Sure, the trade for Travis d’Arnaud and Noah Syndergaard trade was brilliant, and getting Dilson Herrera for a retired catcher and a guy nearing the end of his career was another tremendous trade as well. But aside from that, what else has Sandy done? Particularly at the MLB level?
He failed to deal Dillon Gee and Jon Niese when they had value and there was legitimate interest in them. But the tragedy this season might be that he waited far too long to make a move when the ship began taking on water. The Mets had a brilliant chance to get a good lead in a very weak division, but they never capitalized on it and that’s a shame. Now that lead has vanished and the team stands at .500.
Sandy has bolstered up the farm system, and in the Spring he preached that 2015 was the year. But he must have known that the team lacked quality depth, he’s a maverick after all. Didn’t he realize the dearth of major league ready position players in his own system and that the good ones were still at least a year away?
According to Adam Rubin, other GMs are reluctant to trade with Sandy because his offers are never equitable. It would seem to me that if Rubin is accurate, having a GM that nobody wants to negotiate with is a severe handicap for a team who says they are in contention.
Finally, the medical and training staff. Oh boy, what a disaster. Let’s start with the recently overhauled strength and conditioning staff. They were touted as “game-changers” employing modern strengthening techniques, enhanced agility exercises, targeted conditioning drills, and even personalized nutrition planning, all taking place in a newly constructed state of the art facility at the Mets complex in Port St. Lucie.
Memo to Mike Barwis and Ray Ramirez: The Mets have lost more days to the disabled list this season than any other team in major league baseball. How is that even possible?
We all knew Ray Ramirez was terrible for years, but what about the team doctors who seemingly cannot diagnose any player injuries correctly? From Zack Wheeler to David Wright and everyone in between, they say one thing and then a week or two later they drop a bombshell that it was much worse than initially reported. I’m sorry, but that happens way too often with this team. Way too often.
Words cannot express how livid I was when we were told one minute that d’Arnaud would be in the starting lineup, and then before I could even blink an eyelash he’s out of the lineup and on the DL. How could you miss something like that so badly?
Anyway, let’s wrap this up and put it all into a hypothetical perspective.
Say the Mets never got plagued with injuries; nobody even thinks twice about the medical staff.
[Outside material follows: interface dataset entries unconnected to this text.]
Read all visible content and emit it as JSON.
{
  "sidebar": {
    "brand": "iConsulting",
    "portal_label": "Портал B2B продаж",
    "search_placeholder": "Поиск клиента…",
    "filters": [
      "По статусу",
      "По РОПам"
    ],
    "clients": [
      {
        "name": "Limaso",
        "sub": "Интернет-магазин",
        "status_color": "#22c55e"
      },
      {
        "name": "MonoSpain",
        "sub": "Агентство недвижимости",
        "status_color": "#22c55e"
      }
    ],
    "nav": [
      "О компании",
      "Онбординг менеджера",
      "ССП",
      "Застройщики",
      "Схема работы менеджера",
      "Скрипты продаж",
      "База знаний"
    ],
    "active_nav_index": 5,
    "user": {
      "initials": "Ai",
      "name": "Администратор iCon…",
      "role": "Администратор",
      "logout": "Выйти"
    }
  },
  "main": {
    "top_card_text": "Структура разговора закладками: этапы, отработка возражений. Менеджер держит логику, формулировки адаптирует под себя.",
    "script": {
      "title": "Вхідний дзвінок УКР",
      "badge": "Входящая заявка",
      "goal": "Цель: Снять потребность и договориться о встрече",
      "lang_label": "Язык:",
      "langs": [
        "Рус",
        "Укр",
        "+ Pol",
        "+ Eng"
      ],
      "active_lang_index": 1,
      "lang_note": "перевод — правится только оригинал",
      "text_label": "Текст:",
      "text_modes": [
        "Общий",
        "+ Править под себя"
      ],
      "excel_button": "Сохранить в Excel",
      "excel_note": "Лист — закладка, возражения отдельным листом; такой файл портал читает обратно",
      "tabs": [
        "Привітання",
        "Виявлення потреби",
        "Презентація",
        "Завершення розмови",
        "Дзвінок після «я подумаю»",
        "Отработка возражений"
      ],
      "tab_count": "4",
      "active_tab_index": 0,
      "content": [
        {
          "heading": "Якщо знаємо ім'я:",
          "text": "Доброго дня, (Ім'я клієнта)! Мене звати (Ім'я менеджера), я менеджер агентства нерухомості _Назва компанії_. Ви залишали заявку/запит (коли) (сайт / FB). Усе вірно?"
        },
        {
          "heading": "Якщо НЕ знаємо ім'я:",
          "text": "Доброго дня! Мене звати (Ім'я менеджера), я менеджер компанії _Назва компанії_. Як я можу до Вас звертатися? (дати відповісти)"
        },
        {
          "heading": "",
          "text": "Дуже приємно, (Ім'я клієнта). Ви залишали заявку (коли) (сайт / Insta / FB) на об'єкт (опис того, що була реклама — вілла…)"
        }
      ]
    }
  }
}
Cuddyer and Granderson aren’t all stars, but at the very least, they perform decently; Sandy is a genius. The team is 15 games above .500 and in first place; Terry Collins is manager of the year. Mets are winning with Flores at shortstop; told you middle infield defense isn’t important. Fans are flooding Citi Field; the Wilpons are laughing all the way to the bank and hide deeper in the shadows.
An overachieving Mets team would not change the fact that the Wilpons are unresponsive and inept. It would not make the medical staff any better. It would not mean that Terry Collins is some kind of managerial wizard, and it certainly wouldn’t make Sandy more urgent in responding to the team’s in-season concerns. It would merely push all of these issues back for another year or so.
So if there’s a silver lining to this 1-7 road trip and falling out of first place and settling into a mere .500 record, it’s that we learned who these Mets really are and exposed some significant issues that we can now address.
No, of course this tailspin is terrible. No, I am not happy that this is occurring. Yes, I would rather have a contending team than a bad team.
But now that this inevitable plummet happened, the closer we could potentially be to solving all of the now-apparent myriad of problems that this team has.
Maybe it’s all a stretch of assumptions in order to numb the pain of the disappointment, but hey, that’s what ya gotta do when you’re a Mets fan.